AFRICAN AMERICAN LIFE AND CULTURE IN THE GEORGIA LOWCOUNTRY:
18TH TO THE 20TH CENTURY
On February 28-29, 2008, Savannah will host a symposium of special
significance, "The Atlantic World and African American Life and
Culture in the Georgia Lowcountry, 18th to the 20th Century."
Sponsoring the event are Savannah State University, Armstrong
Atlantic State University, Georgia Southern University, Georgia
Historical Society and the Ossabaw Island Foundation. Partners
include the King Tisdale Cottage Foundation and the Coastal Heritage
When speaking of the African American experience in the lowcountry,
most writers begin with a passing nod to the stretch of coast from
Georgetown, South Carolina to Cumberland Island, Georgia and then
focus their attention on South Carolina. The Georgia coast has been
relatively neglected. And yet the experience of African Americans in
the lowcountry, both urban and rural, was an important one, not only
for the ways it replicated the traditions, culture and patterns of
its neighbor but possessed its own unique identity. This symposium,
featuring ten of the leading voices in the field, will provide a
much-needed forum for new directions and new scholarship on African-
American life in the Georgia lowcountry and its place in the larger
Themes include the place of Georgia in the Black Atlantic, enslaved
Georgia women during the Revolutionary era, African American
religious survivals on the coast, the Muslim presence in the Georgia
Lowcountry, human relations and family life as reflected in the
archaeology of coastal plantations, Reconstruction on Ossabaw
Island, community building in post-Civil War Savannah, and the
sustainability of Gullah-Geechee culture in today's world.
The event will take place at the DeSoto Hilton Hotel. There is no
charge other than a $3.00 processing fee. It is open to the public.
At the reception Wednesday evening, Cornelia Bailey of Hog Hammock
will give words of welcome, and the McIntosh County Shouters will
perform. Ten speakers will address the audience over the following
two days. On Thursday night, there is a Low Country Boil at the
Owens Thomas House. For further information, go to
> or call 912-
* The African American experience on the Georgia coast shaped
in fundamental ways the experience of all African Americans in this
* That experience set a standard for this region in terms of
cultural survival, acculturation and resistance.
* The story of the Georgia Lowcountry places the story of

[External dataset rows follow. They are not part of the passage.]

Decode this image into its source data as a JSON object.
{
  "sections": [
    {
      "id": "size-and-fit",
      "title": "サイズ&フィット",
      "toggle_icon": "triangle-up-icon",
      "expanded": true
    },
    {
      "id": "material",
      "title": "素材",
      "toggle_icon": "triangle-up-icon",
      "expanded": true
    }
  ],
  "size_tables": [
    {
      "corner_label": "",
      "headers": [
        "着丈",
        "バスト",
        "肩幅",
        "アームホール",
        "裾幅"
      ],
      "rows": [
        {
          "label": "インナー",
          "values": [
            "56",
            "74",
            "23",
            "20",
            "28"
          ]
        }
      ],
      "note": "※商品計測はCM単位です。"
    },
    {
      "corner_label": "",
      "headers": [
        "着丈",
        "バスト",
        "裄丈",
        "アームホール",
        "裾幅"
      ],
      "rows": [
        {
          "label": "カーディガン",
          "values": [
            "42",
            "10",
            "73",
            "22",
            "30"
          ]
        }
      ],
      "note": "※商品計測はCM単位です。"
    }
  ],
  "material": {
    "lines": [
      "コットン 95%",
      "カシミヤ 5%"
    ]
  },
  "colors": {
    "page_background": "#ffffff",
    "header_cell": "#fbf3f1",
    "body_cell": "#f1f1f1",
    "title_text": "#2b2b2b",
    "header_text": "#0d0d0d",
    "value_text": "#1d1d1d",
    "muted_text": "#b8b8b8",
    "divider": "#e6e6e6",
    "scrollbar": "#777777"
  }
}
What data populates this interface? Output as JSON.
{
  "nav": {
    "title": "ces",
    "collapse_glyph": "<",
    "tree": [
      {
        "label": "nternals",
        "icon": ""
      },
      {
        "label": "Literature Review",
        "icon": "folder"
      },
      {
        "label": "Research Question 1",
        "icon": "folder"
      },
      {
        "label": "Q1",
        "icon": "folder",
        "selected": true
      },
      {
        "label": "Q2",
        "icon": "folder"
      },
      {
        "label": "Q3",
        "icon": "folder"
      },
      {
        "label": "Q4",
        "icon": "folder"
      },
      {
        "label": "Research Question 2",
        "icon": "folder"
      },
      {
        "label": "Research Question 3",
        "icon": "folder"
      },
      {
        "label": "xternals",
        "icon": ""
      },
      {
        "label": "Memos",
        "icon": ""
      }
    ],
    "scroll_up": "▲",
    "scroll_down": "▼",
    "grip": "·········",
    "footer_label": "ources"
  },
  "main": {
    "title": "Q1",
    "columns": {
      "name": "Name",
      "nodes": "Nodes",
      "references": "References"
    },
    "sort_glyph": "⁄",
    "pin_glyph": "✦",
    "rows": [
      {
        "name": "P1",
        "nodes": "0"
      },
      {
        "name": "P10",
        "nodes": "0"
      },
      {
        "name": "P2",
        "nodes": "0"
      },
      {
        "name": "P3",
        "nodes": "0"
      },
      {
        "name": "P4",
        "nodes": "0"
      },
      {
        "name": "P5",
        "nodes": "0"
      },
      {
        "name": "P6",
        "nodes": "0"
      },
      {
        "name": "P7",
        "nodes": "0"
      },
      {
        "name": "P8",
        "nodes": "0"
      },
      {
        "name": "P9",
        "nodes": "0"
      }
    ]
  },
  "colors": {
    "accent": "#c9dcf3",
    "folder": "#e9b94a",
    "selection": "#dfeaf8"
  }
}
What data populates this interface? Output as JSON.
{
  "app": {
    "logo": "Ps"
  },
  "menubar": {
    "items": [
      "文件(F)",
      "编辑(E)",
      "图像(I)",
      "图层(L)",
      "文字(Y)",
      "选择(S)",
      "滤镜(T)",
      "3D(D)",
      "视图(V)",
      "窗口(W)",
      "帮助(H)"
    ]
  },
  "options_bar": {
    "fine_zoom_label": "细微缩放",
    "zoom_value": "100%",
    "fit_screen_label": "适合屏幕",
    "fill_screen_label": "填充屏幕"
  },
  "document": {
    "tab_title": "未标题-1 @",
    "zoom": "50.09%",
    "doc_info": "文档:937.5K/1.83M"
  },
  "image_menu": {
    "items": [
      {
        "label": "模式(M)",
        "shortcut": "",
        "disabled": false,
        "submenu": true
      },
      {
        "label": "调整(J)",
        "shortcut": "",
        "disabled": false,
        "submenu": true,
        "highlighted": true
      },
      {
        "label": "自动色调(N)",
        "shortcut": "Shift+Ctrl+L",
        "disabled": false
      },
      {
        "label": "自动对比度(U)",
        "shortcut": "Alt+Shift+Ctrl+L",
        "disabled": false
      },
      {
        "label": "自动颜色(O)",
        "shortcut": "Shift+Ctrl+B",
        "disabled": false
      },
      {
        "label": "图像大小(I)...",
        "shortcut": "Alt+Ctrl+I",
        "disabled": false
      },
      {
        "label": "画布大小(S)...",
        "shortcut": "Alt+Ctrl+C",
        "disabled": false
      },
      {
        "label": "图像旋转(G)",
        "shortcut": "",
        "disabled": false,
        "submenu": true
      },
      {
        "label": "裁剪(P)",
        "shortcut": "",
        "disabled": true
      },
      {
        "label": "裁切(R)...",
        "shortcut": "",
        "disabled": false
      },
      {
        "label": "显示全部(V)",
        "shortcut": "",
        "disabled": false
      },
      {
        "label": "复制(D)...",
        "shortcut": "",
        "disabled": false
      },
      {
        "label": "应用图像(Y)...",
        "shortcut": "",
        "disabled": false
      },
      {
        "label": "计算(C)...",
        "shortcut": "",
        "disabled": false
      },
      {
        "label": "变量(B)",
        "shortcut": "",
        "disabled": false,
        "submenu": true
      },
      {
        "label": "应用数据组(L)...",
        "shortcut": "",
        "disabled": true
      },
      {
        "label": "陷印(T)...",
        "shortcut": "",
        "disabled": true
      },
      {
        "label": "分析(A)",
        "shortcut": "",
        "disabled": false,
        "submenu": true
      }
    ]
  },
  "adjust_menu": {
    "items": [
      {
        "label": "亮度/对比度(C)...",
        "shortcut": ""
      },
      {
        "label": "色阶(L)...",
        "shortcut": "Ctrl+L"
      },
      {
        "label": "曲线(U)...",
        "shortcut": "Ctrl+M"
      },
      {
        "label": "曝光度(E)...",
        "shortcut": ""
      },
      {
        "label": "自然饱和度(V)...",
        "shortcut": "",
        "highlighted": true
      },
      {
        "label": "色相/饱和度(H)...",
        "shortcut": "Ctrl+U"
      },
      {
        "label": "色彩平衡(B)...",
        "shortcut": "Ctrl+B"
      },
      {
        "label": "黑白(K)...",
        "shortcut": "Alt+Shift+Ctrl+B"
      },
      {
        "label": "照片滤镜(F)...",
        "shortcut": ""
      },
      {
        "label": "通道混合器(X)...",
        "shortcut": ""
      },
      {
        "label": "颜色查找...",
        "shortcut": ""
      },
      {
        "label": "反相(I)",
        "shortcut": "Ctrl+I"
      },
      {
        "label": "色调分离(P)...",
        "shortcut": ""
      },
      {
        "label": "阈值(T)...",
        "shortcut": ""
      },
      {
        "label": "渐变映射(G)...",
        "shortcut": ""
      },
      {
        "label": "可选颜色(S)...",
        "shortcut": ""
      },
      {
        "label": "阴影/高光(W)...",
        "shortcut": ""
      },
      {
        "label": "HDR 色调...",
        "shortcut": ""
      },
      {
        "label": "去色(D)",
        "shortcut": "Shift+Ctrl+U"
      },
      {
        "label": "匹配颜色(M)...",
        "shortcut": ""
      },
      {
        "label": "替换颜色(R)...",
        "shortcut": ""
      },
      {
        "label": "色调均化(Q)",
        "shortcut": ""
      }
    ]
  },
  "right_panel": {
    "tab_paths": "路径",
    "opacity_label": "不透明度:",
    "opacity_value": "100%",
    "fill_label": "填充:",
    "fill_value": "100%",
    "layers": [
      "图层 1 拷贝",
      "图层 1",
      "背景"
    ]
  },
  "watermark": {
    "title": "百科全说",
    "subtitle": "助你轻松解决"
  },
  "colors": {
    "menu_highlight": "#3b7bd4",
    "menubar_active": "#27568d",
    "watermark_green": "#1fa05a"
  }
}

African Americans in the context of the Atlantic world, the world of
west Africa, the Caribbean and Europe.
* That story offers a means of gauging whether and to what
extent traditional African American communities can survive in the
* Ultimately, slavery, reconstruction and the Gullah/Geechee
heritage is not a black story or a Georgia story or even a Southern
story. It is an American story, and understanding it in all its
regional varieties remains crucial to any understanding we hope to
gain about race relations in this country and what it means to be an
Emory Campbell, Penn Center, St. Helena Island Erskine Clarke,
Columbia Theological Seminary David Brion Davis, Yale University
Allison Dorsey, Swathmore College Michael Gomez, New York University
Jacqueline Jones, Brandeis University Phillip Morgan, Johns Hopkins
University Tim Powell, University of Pennsylvania *Theresa
Singleton, Syracuse University* Betty Wood, Cambridge University
A Sense of Self and Place: Unmasking the Mystiques of My Gullah
'They Shun the Scrutiny of White Men': Reports on Religion from the
Georgia Lowcountry and West Africa, 1834-1850.
David Brion Davis:
The Fate of New England Abolitionism in the Georgia Lowcountry
'The great cry of our people is land:' Black Settlement and
Community on Ossabaw Island.
Africans, Culture and Islam in the Lowcountry
Savannah's Confederate Project: Forging an Alliance between Elites
and the White Laboring Classes in the Civil War Era.
The Lowcountry and the Early Modern Atlantic World
Words of 'Supreme Magic Power': Stories of Flying Africans from
Slavery time to Our Time.
Archaeology of the Gullah-Geechee on the Georgia Coast*
Lowcountry Women of Color during the Era of the American Revolution,